To recover those proceeds, if any, after they have been turned over to the State as unclaimed property, you will have to follow the procedures specified by the unclaimed property division, see http://www.azunclaimed.gov/.

Some Case Law
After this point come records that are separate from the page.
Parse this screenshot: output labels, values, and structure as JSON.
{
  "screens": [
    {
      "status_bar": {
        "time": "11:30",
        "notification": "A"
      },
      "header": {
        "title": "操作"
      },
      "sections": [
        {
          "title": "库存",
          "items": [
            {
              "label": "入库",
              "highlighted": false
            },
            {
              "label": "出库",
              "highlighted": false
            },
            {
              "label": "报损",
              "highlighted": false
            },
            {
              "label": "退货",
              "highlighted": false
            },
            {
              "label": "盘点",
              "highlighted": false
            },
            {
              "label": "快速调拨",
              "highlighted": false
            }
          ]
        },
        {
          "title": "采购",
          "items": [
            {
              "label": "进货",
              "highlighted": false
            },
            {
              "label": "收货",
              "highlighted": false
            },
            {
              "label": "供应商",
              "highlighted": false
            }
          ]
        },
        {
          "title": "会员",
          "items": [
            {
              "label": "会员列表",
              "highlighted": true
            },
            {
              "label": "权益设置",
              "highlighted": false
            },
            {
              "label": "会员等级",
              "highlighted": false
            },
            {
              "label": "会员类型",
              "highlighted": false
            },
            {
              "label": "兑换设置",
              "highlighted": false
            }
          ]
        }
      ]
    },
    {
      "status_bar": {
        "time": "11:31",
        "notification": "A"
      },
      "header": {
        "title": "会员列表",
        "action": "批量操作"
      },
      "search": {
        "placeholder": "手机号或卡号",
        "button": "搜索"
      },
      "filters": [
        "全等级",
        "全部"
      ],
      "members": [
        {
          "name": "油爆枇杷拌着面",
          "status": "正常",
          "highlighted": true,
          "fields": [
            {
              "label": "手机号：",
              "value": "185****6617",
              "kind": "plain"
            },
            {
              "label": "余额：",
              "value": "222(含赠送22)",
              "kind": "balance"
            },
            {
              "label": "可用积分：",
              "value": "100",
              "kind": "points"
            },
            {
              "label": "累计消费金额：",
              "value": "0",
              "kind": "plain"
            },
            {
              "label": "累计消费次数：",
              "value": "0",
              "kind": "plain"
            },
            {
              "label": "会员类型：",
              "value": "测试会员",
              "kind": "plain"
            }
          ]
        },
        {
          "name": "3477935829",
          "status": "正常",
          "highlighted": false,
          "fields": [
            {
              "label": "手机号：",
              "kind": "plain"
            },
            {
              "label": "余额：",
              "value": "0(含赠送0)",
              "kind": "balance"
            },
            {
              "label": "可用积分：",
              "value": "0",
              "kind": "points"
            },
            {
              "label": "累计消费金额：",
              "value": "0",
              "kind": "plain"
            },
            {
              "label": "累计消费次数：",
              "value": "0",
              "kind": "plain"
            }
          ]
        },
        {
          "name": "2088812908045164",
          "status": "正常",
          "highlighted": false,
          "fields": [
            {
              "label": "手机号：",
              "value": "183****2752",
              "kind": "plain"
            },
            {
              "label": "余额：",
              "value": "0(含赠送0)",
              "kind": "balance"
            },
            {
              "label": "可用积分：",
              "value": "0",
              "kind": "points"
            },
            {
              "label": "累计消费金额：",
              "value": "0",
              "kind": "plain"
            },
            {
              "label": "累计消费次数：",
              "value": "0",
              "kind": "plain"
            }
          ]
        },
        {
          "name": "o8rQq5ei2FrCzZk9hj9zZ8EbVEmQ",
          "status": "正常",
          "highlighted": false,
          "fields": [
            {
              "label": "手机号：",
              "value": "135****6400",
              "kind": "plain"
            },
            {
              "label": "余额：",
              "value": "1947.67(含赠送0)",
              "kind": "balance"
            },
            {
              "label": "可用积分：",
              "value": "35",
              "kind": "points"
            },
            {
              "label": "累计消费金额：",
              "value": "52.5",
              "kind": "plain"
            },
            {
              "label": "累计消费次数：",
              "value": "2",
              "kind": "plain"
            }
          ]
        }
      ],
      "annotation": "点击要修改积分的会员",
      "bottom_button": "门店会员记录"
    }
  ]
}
National Bank v. Schwartz, AZ Court of Appeals, Div One, 6/26/12) The Arizona statutes governing foreclosures, mortgages and deeds of trust are in accord with the interpretation that the contractual debt is foremost with any foreclosure or sale being secondary and merely a means of recovery on the original debt. A “Trust deed” is defined as “a deed executed in conformity with this chapter … to secure the performance of a contract or contracts ….” A.R.S. §33–801(8)  Section 33–807(A) details when there can be a foreclosure under a trust deed: “trust property may be sold, in the manner provided in this chapter, after a breach or default in performance of the contract or contracts, for which the trust property is conveyed as security, or a breach or default of the trust deed.” Section 33–812 directs the disposition of proceeds from a sale “to the payment of the contract or contracts secured by the trust deed” and makes provisions for excess funds after payment of the contract and other fees. Section 33–725(A), judgment of foreclosure, states that “[w]hen a mortgage or deed of trust is foreclosed, the court shall give judgment for the entire amount determined due, and shall direct the mortgaged property, or as much thereof as is necessary to satisfy the judgment, to be sold.”  Section 33–727 provides in pertinent part “if the mortgaged property does not sell for an amount sufficient to satisfy the judgment, an execution may be issued for the balance against the mortgagor….”  The promissory note is the primary source of the debt. And, as the debt on the promissory note is primary, the foreclosure or trustee’s sale is ancillary to the collection of the debt, not the other way around.

Foreclosure Excess Proceeds, LLC v Farmington Glen Homeowners Association, No. 1 CA CV 19-0296 (Az Div. One 2/6/20) ¶1 Foreclosure Excess Proceeds, LLC (“Foreclosure”) appeals the superior court’s order approving distribution of funds to Vantage West Credit Union (“Vantage”) from the excess proceeds obtained through the sale of real property owned by Adam and Diana Jaramillo. Because the Jaramillos automatically held their interest in the real property as a homestead exempt from attachment, Vantage’s recorded judgment did not attach as a lien to the homestead property. Accordingly, we vacate the superior court’s ruling and remand for proceedings consistent with this decision